The Mysterious Note Walt Disney Left Behind Before He Died
When he died, Walt Disney left a multi-million-dollar franchise. But one small note changed everything.
There’s no question that Walt Disney’s life changed the world. As the mastermind behind Mickey Mouse and the entire Disney enterprise, his life’s work has inspired children and adults alike for decades. If Disney’s 100th anniversary wasn’t proof enough of how beloved all things Disney have become, these Disney quotes from your favorite movies will be. But beyond his famous Walt Disney quotes, rumor has it that the Mickey Mouse creator left something else behind when he died. Did Walt Disney really write a secret note before dying? And what did it say? We have the scoop on the last message from the man behind the happiest place on earth.
How did Walt Disney die?
Walt Disney was a heavy smoker throughout his life and was eventually diagnosed with lung cancer. He passed away on Dec. 15, 1966, due to complications from surgery he had a month earlier to treat the cancer. Although there is a crazy conspiracy theory that Walt Disney had his body cryonically frozen, this rumor is false. Disney’s remains were cremated and interred, according to his final wishes. If you find all this fascinating, read up on these other amazing Disneyland facts!
Did Walt Disney write a note before he died?
However, other rumors about Walt Disney have proven to be true. Legend has it that he wrote one last message before being hospitalized prior to his death, says Disney historian Jim Korkis. Titled “TV Projects in Production: Ready for Production or Possible for Escalation and Story,” the note listed four names: Ron Miller, 2 Way Down Cellar, Kurt Russell and CIA—Mobley.
Still, the note’s true meaning remained a mystery for decades. What did Disney’s famous last words to the world intend to convey?
According to former Disney archivist Dave Smith, who found the note, Disney was listing possible future projects for his franchise.
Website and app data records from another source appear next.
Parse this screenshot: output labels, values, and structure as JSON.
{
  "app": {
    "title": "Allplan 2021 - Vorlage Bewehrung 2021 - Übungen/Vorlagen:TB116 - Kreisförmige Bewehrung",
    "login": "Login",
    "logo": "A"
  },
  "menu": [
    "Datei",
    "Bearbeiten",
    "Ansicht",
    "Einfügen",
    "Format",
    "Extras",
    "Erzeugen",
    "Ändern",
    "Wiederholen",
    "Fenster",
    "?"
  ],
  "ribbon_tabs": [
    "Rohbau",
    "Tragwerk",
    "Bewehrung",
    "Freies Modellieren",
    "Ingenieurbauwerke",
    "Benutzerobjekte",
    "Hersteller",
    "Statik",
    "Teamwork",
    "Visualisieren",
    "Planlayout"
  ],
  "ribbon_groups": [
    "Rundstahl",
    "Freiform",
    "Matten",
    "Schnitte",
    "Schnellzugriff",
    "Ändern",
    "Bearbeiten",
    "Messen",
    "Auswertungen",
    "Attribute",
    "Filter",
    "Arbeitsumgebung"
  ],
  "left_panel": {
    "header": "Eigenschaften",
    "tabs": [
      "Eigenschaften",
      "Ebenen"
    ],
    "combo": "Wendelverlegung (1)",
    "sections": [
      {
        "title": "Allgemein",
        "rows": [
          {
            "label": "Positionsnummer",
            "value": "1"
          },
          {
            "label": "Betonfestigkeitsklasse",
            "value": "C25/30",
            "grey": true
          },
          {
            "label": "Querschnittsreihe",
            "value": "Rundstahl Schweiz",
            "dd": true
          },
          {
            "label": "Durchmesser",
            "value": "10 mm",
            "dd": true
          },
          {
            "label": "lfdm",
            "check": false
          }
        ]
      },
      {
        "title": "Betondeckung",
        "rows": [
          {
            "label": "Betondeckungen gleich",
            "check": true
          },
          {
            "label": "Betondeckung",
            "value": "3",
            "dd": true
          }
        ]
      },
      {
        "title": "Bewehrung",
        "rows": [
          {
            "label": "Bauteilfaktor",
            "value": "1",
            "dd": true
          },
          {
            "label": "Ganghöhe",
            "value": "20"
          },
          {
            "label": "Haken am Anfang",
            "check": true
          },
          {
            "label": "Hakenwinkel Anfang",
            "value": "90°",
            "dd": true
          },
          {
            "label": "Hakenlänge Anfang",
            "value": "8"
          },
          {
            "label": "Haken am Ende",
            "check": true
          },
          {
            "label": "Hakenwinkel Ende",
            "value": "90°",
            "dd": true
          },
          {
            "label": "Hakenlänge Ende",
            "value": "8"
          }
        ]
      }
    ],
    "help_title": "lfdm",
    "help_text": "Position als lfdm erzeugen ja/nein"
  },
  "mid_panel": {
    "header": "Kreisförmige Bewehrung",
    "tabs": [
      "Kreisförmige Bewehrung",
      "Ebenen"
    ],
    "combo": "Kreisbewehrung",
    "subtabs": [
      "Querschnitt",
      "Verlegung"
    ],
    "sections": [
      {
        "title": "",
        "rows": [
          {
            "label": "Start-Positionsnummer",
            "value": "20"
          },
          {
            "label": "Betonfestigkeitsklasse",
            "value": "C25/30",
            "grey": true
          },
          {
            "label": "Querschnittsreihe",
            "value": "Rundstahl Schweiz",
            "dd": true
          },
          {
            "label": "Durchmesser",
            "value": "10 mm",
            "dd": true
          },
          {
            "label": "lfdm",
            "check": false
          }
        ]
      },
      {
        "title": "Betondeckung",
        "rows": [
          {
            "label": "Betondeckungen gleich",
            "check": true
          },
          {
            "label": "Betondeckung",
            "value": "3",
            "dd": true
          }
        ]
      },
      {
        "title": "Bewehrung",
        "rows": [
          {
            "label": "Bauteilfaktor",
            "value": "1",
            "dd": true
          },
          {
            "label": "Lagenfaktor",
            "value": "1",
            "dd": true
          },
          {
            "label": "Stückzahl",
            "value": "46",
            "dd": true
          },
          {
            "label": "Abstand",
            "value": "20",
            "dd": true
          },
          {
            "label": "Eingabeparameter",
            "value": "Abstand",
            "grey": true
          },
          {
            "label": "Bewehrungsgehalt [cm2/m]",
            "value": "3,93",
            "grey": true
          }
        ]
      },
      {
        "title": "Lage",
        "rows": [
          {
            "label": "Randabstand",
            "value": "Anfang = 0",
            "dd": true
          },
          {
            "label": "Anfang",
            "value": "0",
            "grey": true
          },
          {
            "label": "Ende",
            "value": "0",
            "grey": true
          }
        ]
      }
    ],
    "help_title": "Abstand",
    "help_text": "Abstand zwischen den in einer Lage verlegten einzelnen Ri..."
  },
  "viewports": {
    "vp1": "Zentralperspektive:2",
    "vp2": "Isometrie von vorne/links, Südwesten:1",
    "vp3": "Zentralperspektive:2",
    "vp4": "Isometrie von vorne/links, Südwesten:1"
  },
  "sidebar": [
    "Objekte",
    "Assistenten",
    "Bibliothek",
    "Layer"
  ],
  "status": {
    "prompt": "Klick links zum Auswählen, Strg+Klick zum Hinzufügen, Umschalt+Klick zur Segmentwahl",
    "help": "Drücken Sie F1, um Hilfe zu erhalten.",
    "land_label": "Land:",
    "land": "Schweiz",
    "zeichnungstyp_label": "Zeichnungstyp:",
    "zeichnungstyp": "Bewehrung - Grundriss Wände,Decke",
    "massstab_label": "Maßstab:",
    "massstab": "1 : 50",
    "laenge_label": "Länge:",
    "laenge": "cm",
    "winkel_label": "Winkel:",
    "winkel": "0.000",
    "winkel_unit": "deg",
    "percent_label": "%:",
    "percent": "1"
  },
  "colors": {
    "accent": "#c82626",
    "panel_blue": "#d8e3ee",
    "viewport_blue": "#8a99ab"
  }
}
And one name stood out: Kurt Russell.
Disney had expressed his awe of the 15-year-old’s talent before, praising him on television and personally ensuring that the boy received a studio contract. In October 1966, just months before his death, Disney even predicted “a great acting future” for Russell. But ultimately, it was Disney’s last words that ended up launching Russell’s career as an actor.
Russell confirmed this suspicion in a 2013 episode of The View. “I assume, as [does] everybody else, that he was talking about some movie that he was thinking about having me in. … I don’t know what to make of it other than that,” Russell said.
The young actor would go on to star in dozens of Disney films, including The One and Only and Original Family Band. So in the end, we have Disney to thank for one of the most memorable (and hunkiest!) talents on-screen. Of course, Disney fanatics may already be familiar with this story, but you may not know the Disney movie that came out the year you were born.